With origins in the Middle Ages and Ancient Greco-Roman art, still-life painting emerged as a distinct genre and professional specialization in Western painting by the late 16th century, and has remained significant since then. One advantage of the still-life artform is that it allows an artist a lot of freedom to experiment with the arrangement of elements within a composition of a painting. Still life, as a particular genre, began with Netherlandish painting of the 16th and 17th centuries, and the English term still life derives from the Dutch word stilleven. Early still-life paintings, particularly before 1700, often contained religious and allegorical symbolism relating to the objects depicted. Later still-life works are produced with a variety of media and technology, such as found objects, photography, computer graphics, as well as video and sound.

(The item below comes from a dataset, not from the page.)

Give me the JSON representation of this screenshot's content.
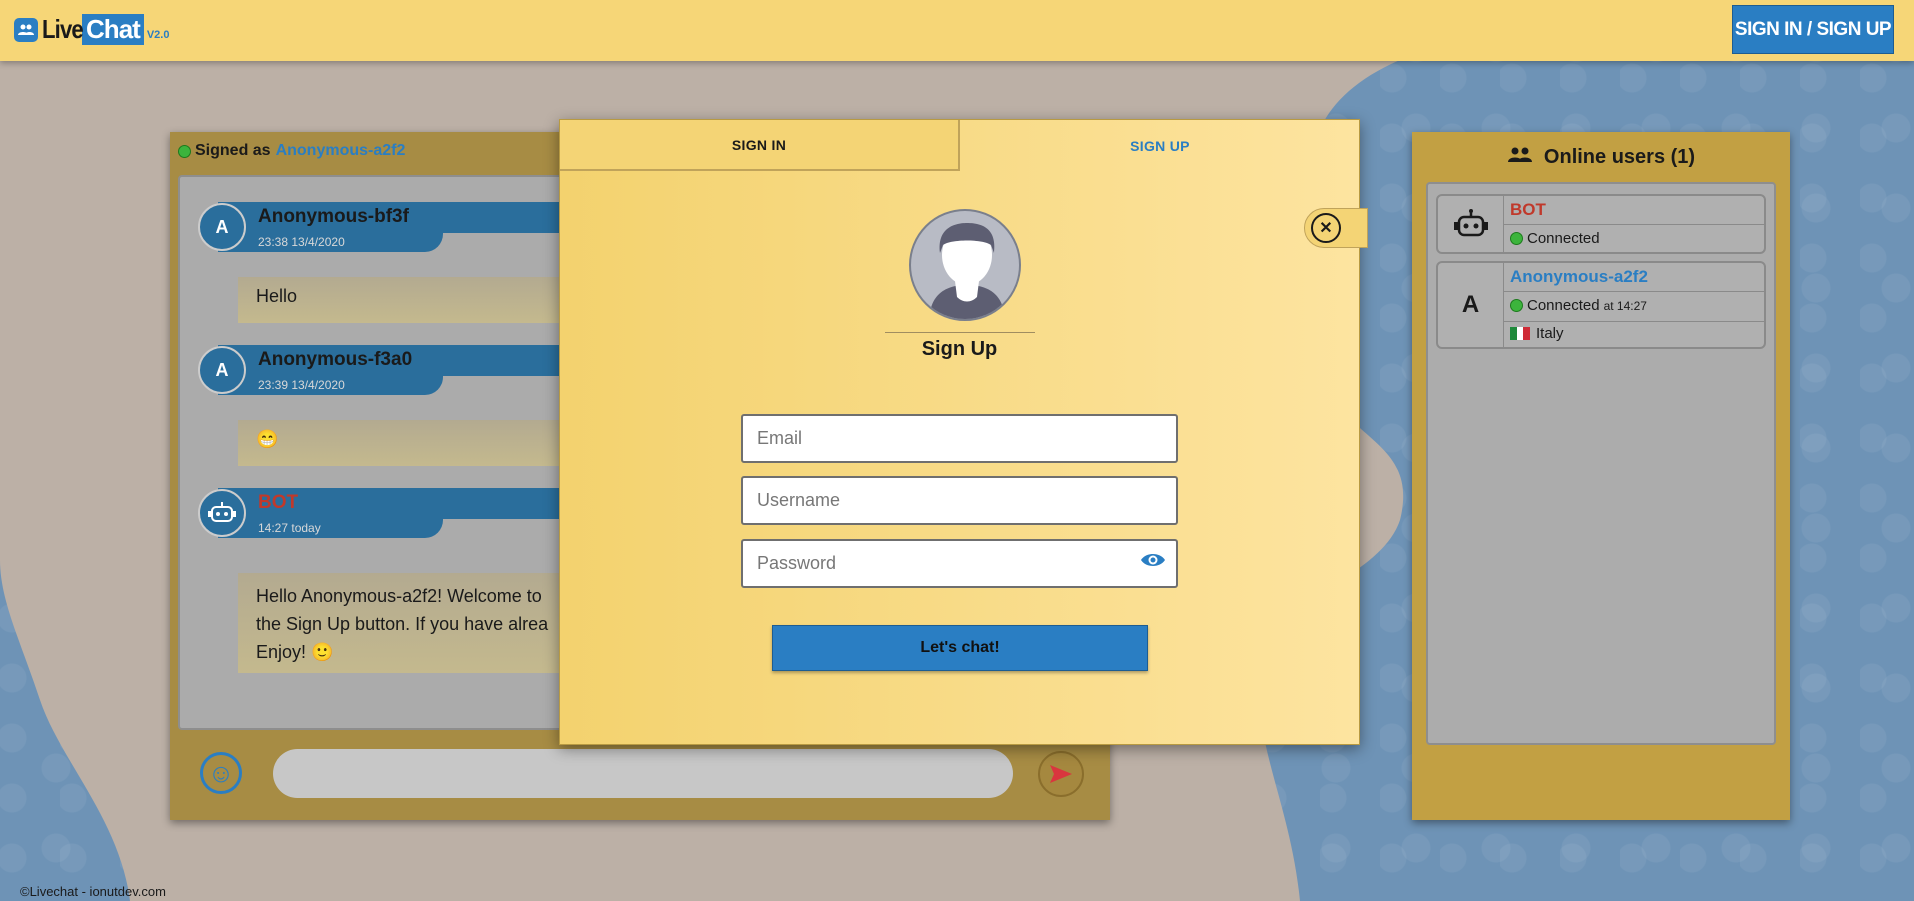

Our Backyard,landscape in oils by Barbara Haviland

Our Backyard, landscape in oils

by Barbara Haviland in Landscapes

Our Backyard is done in oils on a cradled birch panel that measures 14″ x 11″ . No need to frame unless you want to. The sun was streaking thru the pine trees and was just beautiful.  The painting is signed by the artist Barbara Haviland

Available to purchase here on my web site.

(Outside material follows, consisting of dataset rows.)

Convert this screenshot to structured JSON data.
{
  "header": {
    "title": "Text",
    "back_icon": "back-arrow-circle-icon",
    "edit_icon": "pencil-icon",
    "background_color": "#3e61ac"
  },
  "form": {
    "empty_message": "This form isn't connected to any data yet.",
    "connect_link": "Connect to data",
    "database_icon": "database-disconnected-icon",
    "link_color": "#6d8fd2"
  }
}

Stellar Jay,bird by Barbara Haviland

Stellar Jay is a bird I saw in Montana. Beautiful  colors.
The Steller’s jay (Cyanocitta stelleri) is a jay native to western North America, closely related to the blue jay (C. cristata) found in the rest of the continent, but with a black head and upper body. It is also known as the long-crested jay, mountain jay, and pine jay. It is the only crested jay west of the Rocky Mountains.
Jays breed in monogamous pairs.[7] The clutch is usually incubated entirely by the female for about 16 days.[8] The male feeds the female during this time. Though they are known to be loud, during nesting they are quiet in order to not attract attention.[9]
The nest is usually in a conifer but is sometimes built in a hollow in a tree. Similar in construction to the blue jay’s nest, it tends to be a bit larger (25 to 43 cm (9.8 to 16.9 in)), using a number of natural materials or scavenged trash, often mixed with mud. Between two and six eggs are laid during breeding season. The eggs are oval in shape with a somewhat glossy surface. The background colour of the egg shell tends to be pale variations of greenish-blue with brown- or olive-coloured speckles.
This stellar jay is available

https://BarbaraHavilandArt.com